    • For B2B – Use at least one of the following in order of popularity according to Content Marketing Institute B2B research: Industry trends; the profiles of individual decision makers; company characteristics; stage in the buying cycle
  • Resources permitting, look for synergies between your online personas and offline personas for a more holistic view

People – The details of the tasks, timescales, responsibilities and procedures for everyone in the content process including cross-functional colleagues and external partners.


  • Consider the role of third-party content e.g user generated content, guest blogs etc towards the bigger picture
  • Influential and collaborative leadership skills are best suited towards managing external partnership relationships including influencer marketing. Analyse whether their goals, resources and capabilities are the right fit and a collaborative partnership can flourish. For more guidance perhaps read ‘Better stakeholder management’

Storyline and Principles – The brand storyline for the campaign(s) and the fundamental propositions that are the foundations for conversations including style guides, tone and design guidance.


  • Before doing content marketing identify your unique brand story and values. To do so use the ‘who, what, were, why, when and how’ technique or the ‘5 Whys’ technique
  • You want to provide a framework to create kick ass content that adds value, solves a pain point or entertains whilst infusing it with your brand story to develop unique content propositions
  • Don’t limit your brand. Your content can go beyond what you sell to what your target audience loves and shares such as the case of Red Bull’s content focuses on extreme sports

Channels – The decisions in light of your plan and audience(s) as to where you will source, create, publish and amplify content


  • Plan the journey and tailor to the channels – Consider ‘who’ are our targets segments (personas), ‘what’ content resonates best ‘ and where’ best to find them
  • Stress the need to select keywords that align with your goals for website and content strategy
  • Integrate with offline content – utilize mind maps to help develop strategy with a structure that assists information architecture

Processes – Highlighting a series of actions to repeat with each piece of content, including set of criteria for sign-off.


  • Provide scope for real-time marketing (RTM) or reactive marketing (near-time) including integrating your crisis communications protocols that deal with negative PR and trolls
  • For outsourcing content creation aim to write outstanding ‘on brand’ and to objective content briefs
  • Set realistic timelines for content production and distribution
  • Use technology to collaborate around content ideas and processes.

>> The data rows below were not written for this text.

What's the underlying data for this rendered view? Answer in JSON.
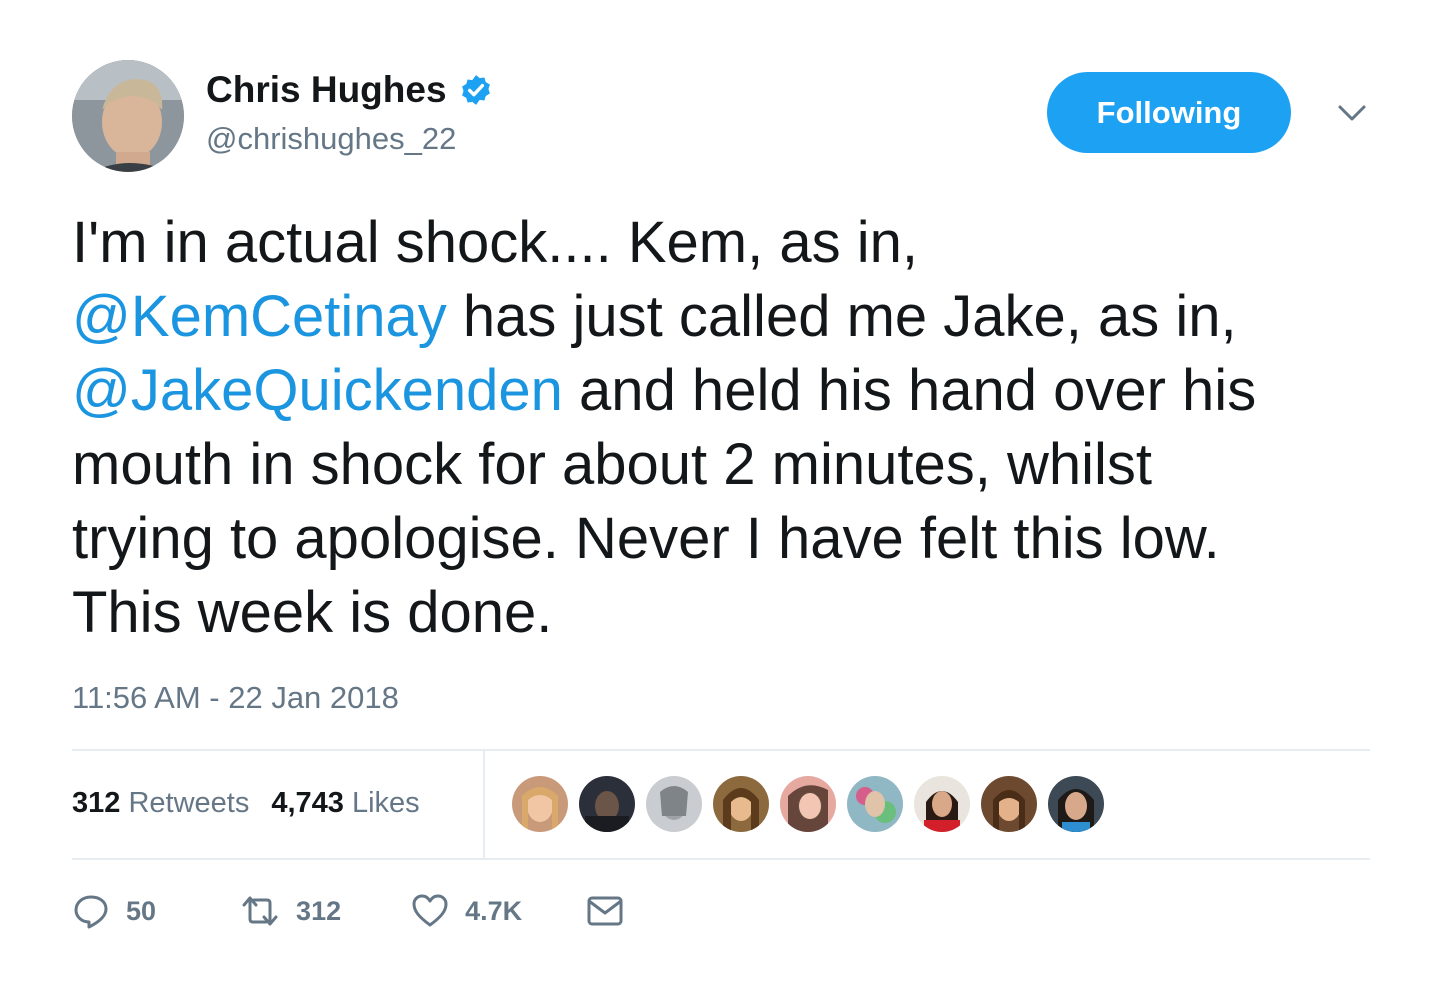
{
  "tweet": {
    "author": {
      "display_name": "Chris Hughes",
      "handle": "@chrishughes_22",
      "verified": true,
      "verified_icon": "verified-badge-icon"
    },
    "follow_button_label": "Following",
    "menu_icon": "chevron-down-icon",
    "text_lines": [
      [
        {
          "text": "I'm in actual shock.... Kem, as in,",
          "mention": false
        }
      ],
      [
        {
          "text": "@KemCetinay",
          "mention": true
        },
        {
          "text": " has just called me Jake, as in,",
          "mention": false
        }
      ],
      [
        {
          "text": "@JakeQuickenden",
          "mention": true
        },
        {
          "text": " and held his hand over his",
          "mention": false
        }
      ],
      [
        {
          "text": "mouth in shock for about 2 minutes, whilst",
          "mention": false
        }
      ],
      [
        {
          "text": "trying to apologise. Never I have felt this low.",
          "mention": false
        }
      ],
      [
        {
          "text": "This week is done.",
          "mention": false
        }
      ]
    ],
    "timestamp": "11:56 AM - 22 Jan 2018",
    "stats": {
      "retweets_count": "312",
      "retweets_label": "Retweets",
      "likes_count": "4,743",
      "likes_label": "Likes"
    },
    "liker_avatars_count": 9,
    "actions": {
      "reply_count": "50",
      "retweet_count": "312",
      "like_count": "4.7K"
    },
    "colors": {
      "accent": "#1da1f2",
      "mention": "#1b95e0",
      "text": "#14171a",
      "secondary_text": "#657786",
      "divider": "#e6ecf0"
    }
  }
}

For instance, I use apps like Trello and Evernote that operate and synchronise across desktop and mobile devices

Performance Measurement – Specifying the budget, benchmarks and measurement. This is not just ROI, shares and likes, but must be related back to purpose.


  • Devise a good hierarchy of organisational goals from top line KPI’s through to headline content success metrics and then lower level content optimization metrics
  • For ROI measurement work towards arriving at a point where you can calculate your costs across – Planning, Ideation, Production, Distribution, Measurement. Use a consolidated set of analytic tools and invest the time ahead of every campaign to set up tagging, grouping and tracking which will pay dividends for more accurate real-time / near-time tracking of your content marketing ROI

With these tips hopefully you will be on your way to creating or adjusting your content marketing strategy and producing better results. Be sure to add any further tips and best practices that work for you in the comments below.

About the Author: Marvin Miller is a Marketing Management & Campaigns Specialist who works across multi channel marketing strategy, campaigns and marketing implementation. You can follow his daily updates via Twitter and join his professional network via LinkedIn